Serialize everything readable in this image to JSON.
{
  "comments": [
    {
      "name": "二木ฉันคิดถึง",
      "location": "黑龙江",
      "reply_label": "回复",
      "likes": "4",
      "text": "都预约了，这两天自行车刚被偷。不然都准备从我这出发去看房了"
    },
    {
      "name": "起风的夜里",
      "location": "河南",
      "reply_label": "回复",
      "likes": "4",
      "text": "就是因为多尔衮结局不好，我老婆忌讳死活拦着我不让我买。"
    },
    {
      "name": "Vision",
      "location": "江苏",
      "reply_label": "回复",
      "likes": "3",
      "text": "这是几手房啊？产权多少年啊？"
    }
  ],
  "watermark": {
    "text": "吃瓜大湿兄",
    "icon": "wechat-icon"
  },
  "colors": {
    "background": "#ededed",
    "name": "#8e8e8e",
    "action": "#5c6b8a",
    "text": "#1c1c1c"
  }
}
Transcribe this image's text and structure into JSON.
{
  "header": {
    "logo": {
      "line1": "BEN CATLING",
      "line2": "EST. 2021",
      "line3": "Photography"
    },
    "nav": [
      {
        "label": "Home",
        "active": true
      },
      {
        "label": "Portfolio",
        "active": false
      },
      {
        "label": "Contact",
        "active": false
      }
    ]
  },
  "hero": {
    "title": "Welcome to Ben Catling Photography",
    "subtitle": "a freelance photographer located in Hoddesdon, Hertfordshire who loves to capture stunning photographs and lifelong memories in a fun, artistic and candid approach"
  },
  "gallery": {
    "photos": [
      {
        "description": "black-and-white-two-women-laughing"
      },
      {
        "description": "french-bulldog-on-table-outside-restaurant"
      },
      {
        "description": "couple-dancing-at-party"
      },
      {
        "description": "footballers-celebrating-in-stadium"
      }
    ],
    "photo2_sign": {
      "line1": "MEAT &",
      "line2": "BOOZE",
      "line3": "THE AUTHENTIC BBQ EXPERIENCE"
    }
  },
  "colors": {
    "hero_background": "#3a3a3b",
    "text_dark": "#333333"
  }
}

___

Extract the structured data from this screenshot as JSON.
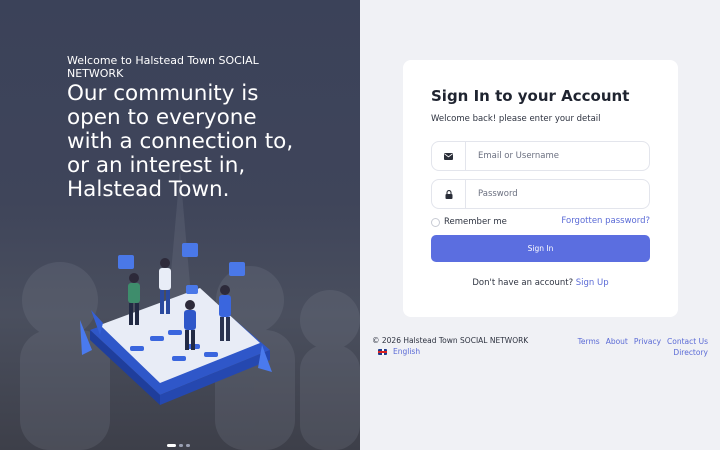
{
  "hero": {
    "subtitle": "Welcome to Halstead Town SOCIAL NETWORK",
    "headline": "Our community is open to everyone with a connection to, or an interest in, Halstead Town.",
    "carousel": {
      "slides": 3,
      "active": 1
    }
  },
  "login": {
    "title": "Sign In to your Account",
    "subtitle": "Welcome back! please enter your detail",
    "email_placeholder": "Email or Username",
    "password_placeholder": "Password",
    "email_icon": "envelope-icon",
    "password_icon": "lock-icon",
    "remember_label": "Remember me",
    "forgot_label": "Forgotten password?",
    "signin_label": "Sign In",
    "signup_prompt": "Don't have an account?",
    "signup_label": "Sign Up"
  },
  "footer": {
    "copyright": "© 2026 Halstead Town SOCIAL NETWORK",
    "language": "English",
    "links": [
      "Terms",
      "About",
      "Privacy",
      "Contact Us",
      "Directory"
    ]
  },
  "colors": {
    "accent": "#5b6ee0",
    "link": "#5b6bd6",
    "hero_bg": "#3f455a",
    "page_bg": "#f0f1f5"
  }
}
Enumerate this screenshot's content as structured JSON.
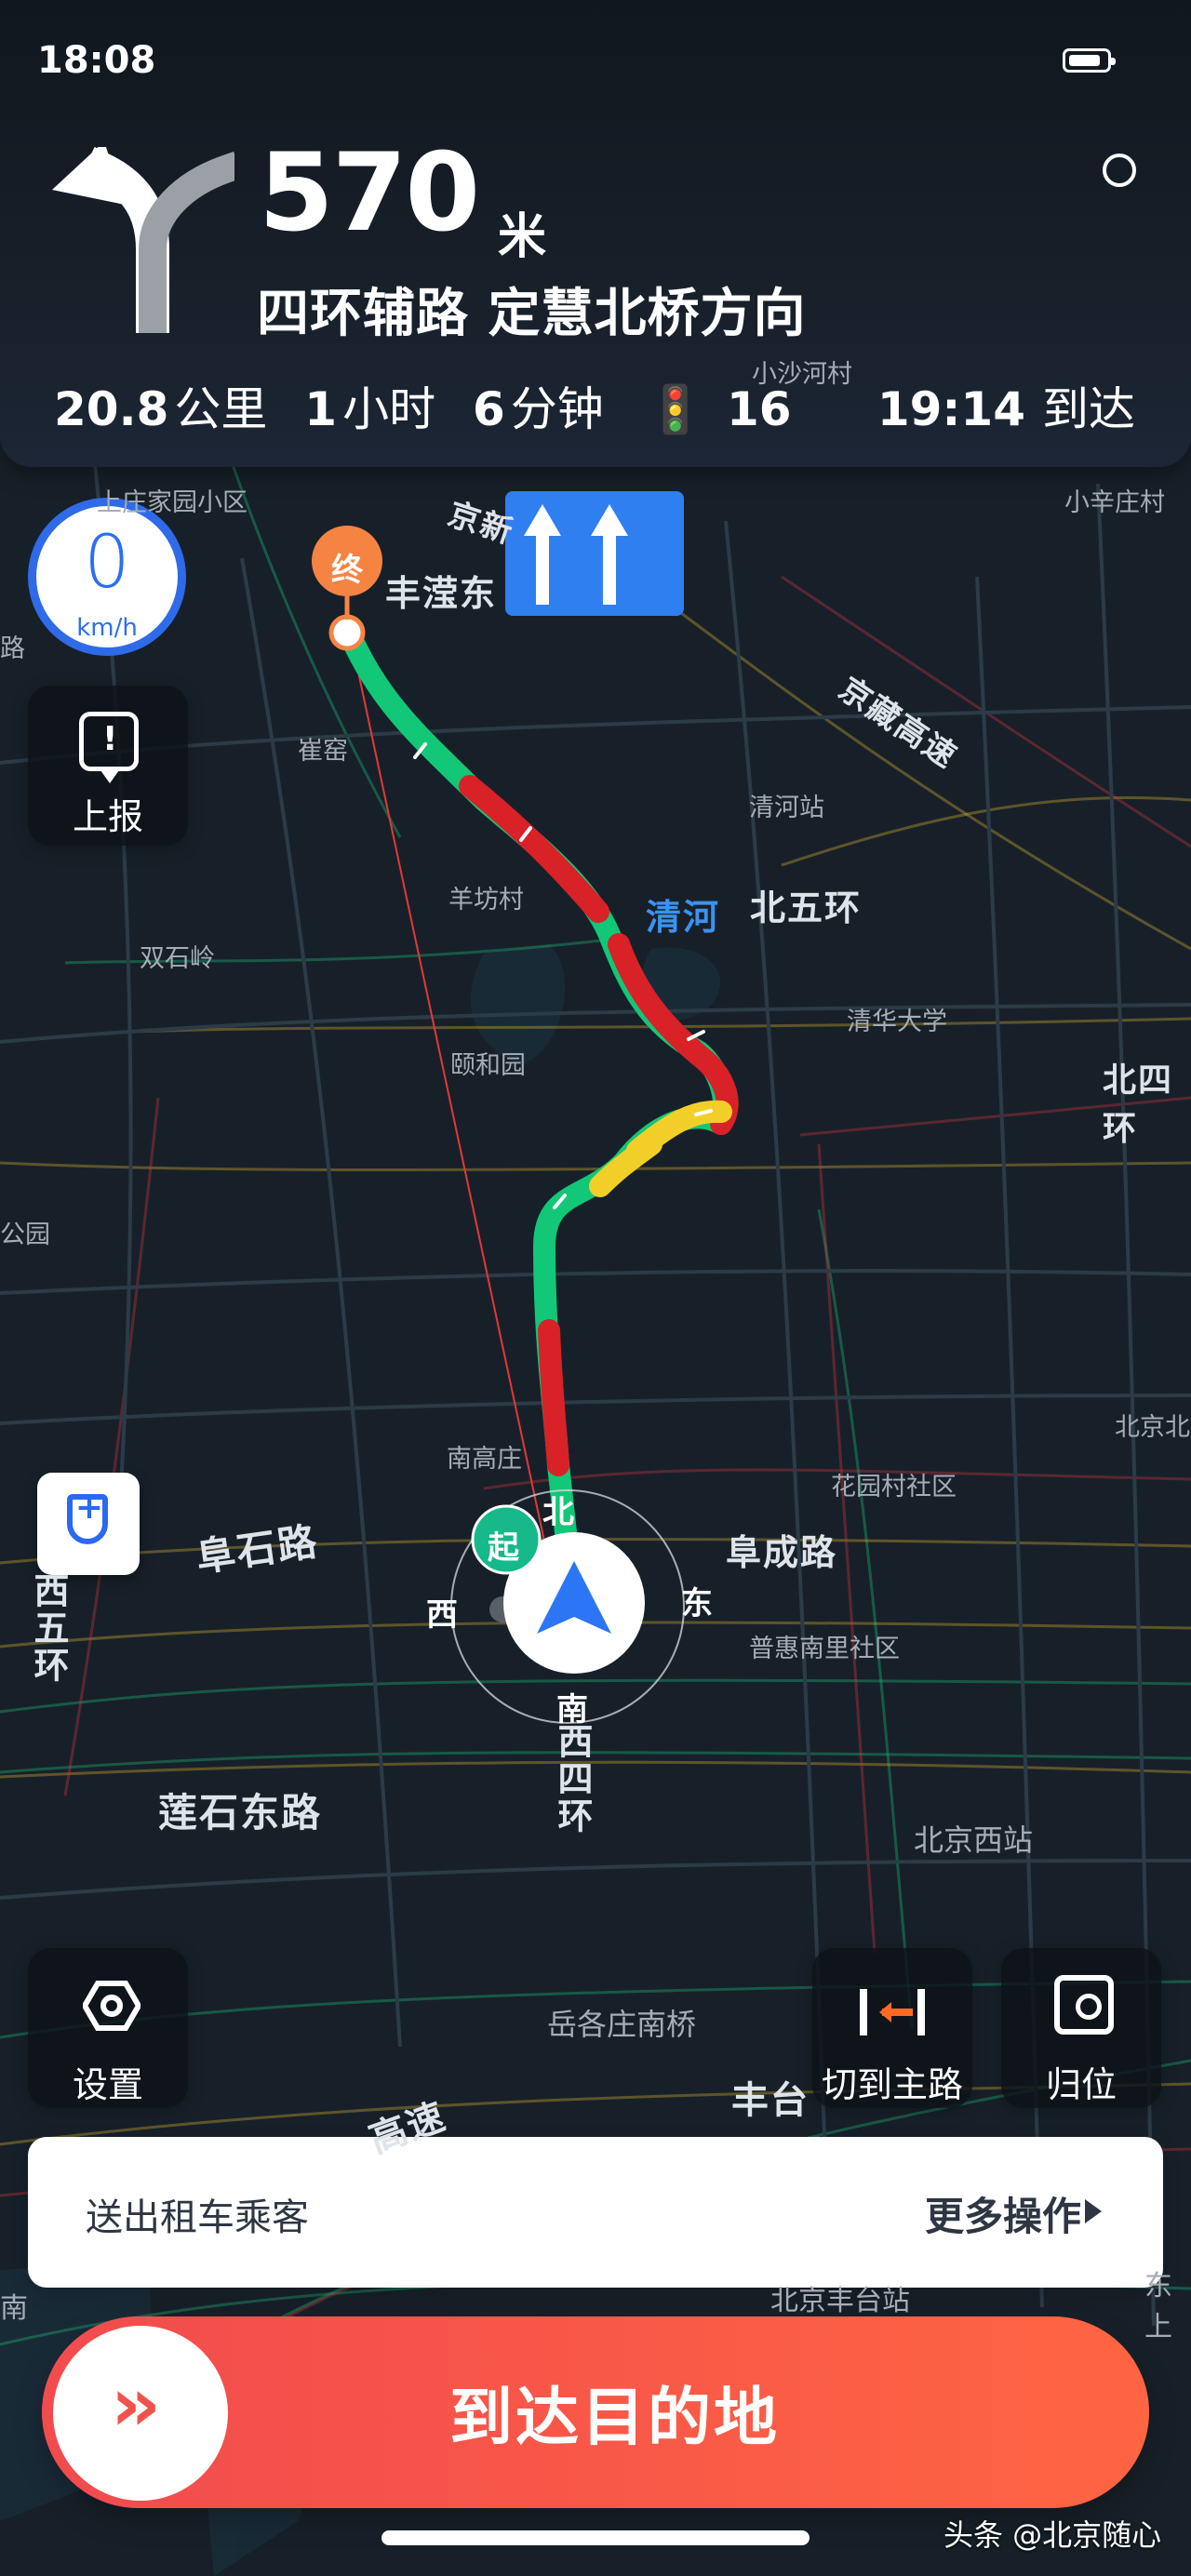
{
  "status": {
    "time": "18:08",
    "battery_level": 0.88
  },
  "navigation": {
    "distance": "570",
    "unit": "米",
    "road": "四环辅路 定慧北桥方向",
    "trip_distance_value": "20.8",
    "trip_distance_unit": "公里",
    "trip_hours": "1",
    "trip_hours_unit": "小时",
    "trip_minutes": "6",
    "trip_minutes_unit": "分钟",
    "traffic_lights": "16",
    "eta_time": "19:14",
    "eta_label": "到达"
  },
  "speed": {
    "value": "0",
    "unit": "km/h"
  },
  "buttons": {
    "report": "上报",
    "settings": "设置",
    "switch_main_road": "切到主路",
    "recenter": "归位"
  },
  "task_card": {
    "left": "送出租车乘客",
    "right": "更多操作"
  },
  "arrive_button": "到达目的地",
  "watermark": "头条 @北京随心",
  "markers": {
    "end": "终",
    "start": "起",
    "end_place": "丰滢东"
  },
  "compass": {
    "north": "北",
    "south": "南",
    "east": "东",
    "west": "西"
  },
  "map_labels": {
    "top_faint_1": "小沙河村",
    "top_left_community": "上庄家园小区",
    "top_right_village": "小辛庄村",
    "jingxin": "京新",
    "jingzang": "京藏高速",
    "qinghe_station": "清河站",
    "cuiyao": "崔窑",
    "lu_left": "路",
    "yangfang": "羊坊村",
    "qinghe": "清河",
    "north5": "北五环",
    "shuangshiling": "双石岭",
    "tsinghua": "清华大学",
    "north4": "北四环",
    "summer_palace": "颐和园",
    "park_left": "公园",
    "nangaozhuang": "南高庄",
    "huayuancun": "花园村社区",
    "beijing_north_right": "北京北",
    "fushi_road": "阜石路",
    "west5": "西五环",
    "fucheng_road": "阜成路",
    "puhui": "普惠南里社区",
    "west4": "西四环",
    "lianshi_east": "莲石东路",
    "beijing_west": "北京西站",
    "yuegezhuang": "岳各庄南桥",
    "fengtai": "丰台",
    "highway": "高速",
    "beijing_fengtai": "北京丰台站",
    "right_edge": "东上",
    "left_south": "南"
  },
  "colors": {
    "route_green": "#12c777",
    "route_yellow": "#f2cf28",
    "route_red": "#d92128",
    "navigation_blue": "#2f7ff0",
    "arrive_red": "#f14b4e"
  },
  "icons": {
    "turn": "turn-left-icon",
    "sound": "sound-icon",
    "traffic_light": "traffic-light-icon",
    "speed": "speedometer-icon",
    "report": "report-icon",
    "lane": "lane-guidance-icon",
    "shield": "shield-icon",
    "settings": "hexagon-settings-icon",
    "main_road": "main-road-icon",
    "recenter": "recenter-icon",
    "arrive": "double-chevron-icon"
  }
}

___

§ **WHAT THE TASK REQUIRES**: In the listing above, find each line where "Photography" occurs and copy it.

§ **OUTPUT OF THE TASK**:
      "line3": "Photography"
    "title": "Welcome to Ben Catling Photography",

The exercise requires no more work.